### SUPPLIED RECORDS
((
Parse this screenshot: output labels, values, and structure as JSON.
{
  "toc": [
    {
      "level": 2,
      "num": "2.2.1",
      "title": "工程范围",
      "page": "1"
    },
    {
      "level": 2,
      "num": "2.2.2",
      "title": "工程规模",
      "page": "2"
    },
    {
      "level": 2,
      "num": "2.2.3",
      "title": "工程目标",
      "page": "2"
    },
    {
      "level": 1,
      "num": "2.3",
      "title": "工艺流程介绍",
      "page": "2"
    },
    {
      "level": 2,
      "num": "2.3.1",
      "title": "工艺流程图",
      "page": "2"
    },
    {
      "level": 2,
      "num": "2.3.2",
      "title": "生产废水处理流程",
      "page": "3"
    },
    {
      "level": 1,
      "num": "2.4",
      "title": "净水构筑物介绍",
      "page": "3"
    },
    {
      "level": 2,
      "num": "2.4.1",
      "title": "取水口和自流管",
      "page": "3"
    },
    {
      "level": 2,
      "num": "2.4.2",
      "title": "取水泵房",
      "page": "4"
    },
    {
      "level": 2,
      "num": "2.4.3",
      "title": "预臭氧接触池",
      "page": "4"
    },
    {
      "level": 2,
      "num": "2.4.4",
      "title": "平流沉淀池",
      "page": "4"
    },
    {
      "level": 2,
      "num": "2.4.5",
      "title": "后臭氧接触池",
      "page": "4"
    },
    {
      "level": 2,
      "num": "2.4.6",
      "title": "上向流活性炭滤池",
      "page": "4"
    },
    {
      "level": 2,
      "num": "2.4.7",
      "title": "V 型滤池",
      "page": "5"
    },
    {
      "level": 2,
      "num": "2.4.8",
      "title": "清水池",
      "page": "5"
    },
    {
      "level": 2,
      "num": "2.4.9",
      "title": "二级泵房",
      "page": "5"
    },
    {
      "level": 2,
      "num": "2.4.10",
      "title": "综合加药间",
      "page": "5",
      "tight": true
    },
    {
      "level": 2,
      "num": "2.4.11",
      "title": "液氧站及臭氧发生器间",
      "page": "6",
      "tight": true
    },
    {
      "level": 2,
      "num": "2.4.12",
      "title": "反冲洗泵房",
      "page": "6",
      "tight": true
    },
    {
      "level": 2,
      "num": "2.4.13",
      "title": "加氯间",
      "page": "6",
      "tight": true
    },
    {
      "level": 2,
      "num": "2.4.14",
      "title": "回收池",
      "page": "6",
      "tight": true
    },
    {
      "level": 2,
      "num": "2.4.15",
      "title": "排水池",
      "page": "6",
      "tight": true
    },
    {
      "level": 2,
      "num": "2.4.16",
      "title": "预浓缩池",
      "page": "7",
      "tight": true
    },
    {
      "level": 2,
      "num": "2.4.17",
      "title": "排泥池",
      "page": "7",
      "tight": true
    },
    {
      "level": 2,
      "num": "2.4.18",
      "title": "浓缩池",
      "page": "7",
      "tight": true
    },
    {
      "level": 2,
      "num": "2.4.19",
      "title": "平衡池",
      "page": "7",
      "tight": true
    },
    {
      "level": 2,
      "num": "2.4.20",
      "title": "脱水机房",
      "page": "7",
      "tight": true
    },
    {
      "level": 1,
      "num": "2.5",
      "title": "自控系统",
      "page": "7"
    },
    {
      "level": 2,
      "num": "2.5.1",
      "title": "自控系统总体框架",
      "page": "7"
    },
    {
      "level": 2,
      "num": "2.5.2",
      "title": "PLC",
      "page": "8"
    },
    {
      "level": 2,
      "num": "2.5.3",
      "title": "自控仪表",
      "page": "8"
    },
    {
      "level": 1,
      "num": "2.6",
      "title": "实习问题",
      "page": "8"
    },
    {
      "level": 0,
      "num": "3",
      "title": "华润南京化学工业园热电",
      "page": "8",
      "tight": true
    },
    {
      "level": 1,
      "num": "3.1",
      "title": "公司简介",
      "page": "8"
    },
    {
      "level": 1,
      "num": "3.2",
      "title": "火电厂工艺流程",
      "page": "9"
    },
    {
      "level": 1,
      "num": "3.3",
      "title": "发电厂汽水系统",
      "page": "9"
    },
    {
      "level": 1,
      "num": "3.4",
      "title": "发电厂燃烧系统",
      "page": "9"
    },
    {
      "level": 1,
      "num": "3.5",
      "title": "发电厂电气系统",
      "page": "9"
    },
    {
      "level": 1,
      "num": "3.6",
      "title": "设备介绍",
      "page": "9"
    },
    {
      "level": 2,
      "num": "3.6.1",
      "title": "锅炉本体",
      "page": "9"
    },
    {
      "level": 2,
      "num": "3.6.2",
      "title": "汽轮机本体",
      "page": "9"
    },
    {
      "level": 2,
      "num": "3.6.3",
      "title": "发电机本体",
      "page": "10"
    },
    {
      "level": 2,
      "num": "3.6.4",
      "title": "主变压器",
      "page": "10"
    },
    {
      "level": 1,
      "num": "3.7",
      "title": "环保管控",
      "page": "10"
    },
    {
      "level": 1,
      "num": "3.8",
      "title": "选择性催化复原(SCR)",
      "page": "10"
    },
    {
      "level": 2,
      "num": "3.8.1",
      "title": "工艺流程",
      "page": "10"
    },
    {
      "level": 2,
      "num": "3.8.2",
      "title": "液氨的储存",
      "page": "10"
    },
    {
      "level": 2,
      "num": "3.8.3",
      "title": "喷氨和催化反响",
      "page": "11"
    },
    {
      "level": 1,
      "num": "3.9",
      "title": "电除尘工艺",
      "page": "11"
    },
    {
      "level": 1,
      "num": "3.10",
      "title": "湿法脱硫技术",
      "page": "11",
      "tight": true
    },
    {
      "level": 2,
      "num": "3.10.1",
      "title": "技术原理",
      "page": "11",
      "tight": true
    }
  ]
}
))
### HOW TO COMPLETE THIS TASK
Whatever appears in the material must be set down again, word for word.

### SOLUTION TO THE EXERCISE
Parse this screenshot: output labels, values, and structure as JSON.
{
  "toc": [
    {
      "level": 2,
      "num": "2.2.1",
      "title": "工程范围",
      "page": "1"
    },
    {
      "level": 2,
      "num": "2.2.2",
      "title": "工程规模",
      "page": "2"
    },
    {
      "level": 2,
      "num": "2.2.3",
      "title": "工程目标",
      "page": "2"
    },
    {
      "level": 1,
      "num": "2.3",
      "title": "工艺流程介绍",
      "page": "2"
    },
    {
      "level": 2,
      "num": "2.3.1",
      "title": "工艺流程图",
      "page": "2"
    },
    {
      "level": 2,
      "num": "2.3.2",
      "title": "生产废水处理流程",
      "page": "3"
    },
    {
      "level": 1,
      "num": "2.4",
      "title": "净水构筑物介绍",
      "page": "3"
    },
    {
      "level": 2,
      "num": "2.4.1",
      "title": "取水口和自流管",
      "page": "3"
    },
    {
      "level": 2,
      "num": "2.4.2",
      "title": "取水泵房",
      "page": "4"
    },
    {
      "level": 2,
      "num": "2.4.3",
      "title": "预臭氧接触池",
      "page": "4"
    },
    {
      "level": 2,
      "num": "2.4.4",
      "title": "平流沉淀池",
      "page": "4"
    },
    {
      "level": 2,
      "num": "2.4.5",
      "title": "后臭氧接触池",
      "page": "4"
    },
    {
      "level": 2,
      "num": "2.4.6",
      "title": "上向流活性炭滤池",
      "page": "4"
    },
    {
      "level": 2,
      "num": "2.4.7",
      "title": "V 型滤池",
      "page": "5"
    },
    {
      "level": 2,
      "num": "2.4.8",
      "title": "清水池",
      "page": "5"
    },
    {
      "level": 2,
      "num": "2.4.9",
      "title": "二级泵房",
      "page": "5"
    },
    {
      "level": 2,
      "num": "2.4.10",
      "title": "综合加药间",
      "page": "5",
      "tight": true
    },
    {
      "level": 2,
      "num": "2.4.11",
      "title": "液氧站及臭氧发生器间",
      "page": "6",
      "tight": true
    },
    {
      "level": 2,
      "num": "2.4.12",
      "title": "反冲洗泵房",
      "page": "6",
      "tight": true
    },
    {
      "level": 2,
      "num": "2.4.13",
      "title": "加氯间",
      "page": "6",
      "tight": true
    },
    {
      "level": 2,
      "num": "2.4.14",
      "title": "回收池",
      "page": "6",
      "tight": true
    },
    {
      "level": 2,
      "num": "2.4.15",
      "title": "排水池",
      "page": "6",
      "tight": true
    },
    {
      "level": 2,
      "num": "2.4.16",
      "title": "预浓缩池",
      "page": "7",
      "tight": true
    },
    {
      "level": 2,
      "num": "2.4.17",
      "title": "排泥池",
      "page": "7",
      "tight": true
    },
    {
      "level": 2,
      "num": "2.4.18",
      "title": "浓缩池",
      "page": "7",
      "tight": true
    },
    {
      "level": 2,
      "num": "2.4.19",
      "title": "平衡池",
      "page": "7",
      "tight": true
    },
    {
      "level": 2,
      "num": "2.4.20",
      "title": "脱水机房",
      "page": "7",
      "tight": true
    },
    {
      "level": 1,
      "num": "2.5",
      "title": "自控系统",
      "page": "7"
    },
    {
      "level": 2,
      "num": "2.5.1",
      "title": "自控系统总体框架",
      "page": "7"
    },
    {
      "level": 2,
      "num": "2.5.2",
      "title": "PLC",
      "page": "8"
    },
    {
      "level": 2,
      "num": "2.5.3",
      "title": "自控仪表",
      "page": "8"
    },
    {
      "level": 1,
      "num": "2.6",
      "title": "实习问题",
      "page": "8"
    },
    {
      "level": 0,
      "num": "3",
      "title": "华润南京化学工业园热电",
      "page": "8",
      "tight": true
    },
    {
      "level": 1,
      "num": "3.1",
      "title": "公司简介",
      "page": "8"
    },
    {
      "level": 1,
      "num": "3.2",
      "title": "火电厂工艺流程",
      "page": "9"
    },
    {
      "level": 1,
      "num": "3.3",
      "title": "发电厂汽水系统",
      "page": "9"
    },
    {
      "level": 1,
      "num": "3.4",
      "title": "发电厂燃烧系统",
      "page": "9"
    },
    {
      "level": 1,
      "num": "3.5",
      "title": "发电厂电气系统",
      "page": "9"
    },
    {
      "level": 1,
      "num": "3.6",
      "title": "设备介绍",
      "page": "9"
    },
    {
      "level": 2,
      "num": "3.6.1",
      "title": "锅炉本体",
      "page": "9"
    },
    {
      "level": 2,
      "num": "3.6.2",
      "title": "汽轮机本体",
      "page": "9"
    },
    {
      "level": 2,
      "num": "3.6.3",
      "title": "发电机本体",
      "page": "10"
    },
    {
      "level": 2,
      "num": "3.6.4",
      "title": "主变压器",
      "page": "10"
    },
    {
      "level": 1,
      "num": "3.7",
      "title": "环保管控",
      "page": "10"
    },
    {
      "level": 1,
      "num": "3.8",
      "title": "选择性催化复原(SCR)",
      "page": "10"
    },
    {
      "level": 2,
      "num": "3.8.1",
      "title": "工艺流程",
      "page": "10"
    },
    {
      "level": 2,
      "num": "3.8.2",
      "title": "液氨的储存",
      "page": "10"
    },
    {
      "level": 2,
      "num": "3.8.3",
      "title": "喷氨和催化反响",
      "page": "11"
    },
    {
      "level": 1,
      "num": "3.9",
      "title": "电除尘工艺",
      "page": "11"
    },
    {
      "level": 1,
      "num": "3.10",
      "title": "湿法脱硫技术",
      "page": "11",
      "tight": true
    },
    {
      "level": 2,
      "num": "3.10.1",
      "title": "技术原理",
      "page": "11",
      "tight": true
    }
  ]
}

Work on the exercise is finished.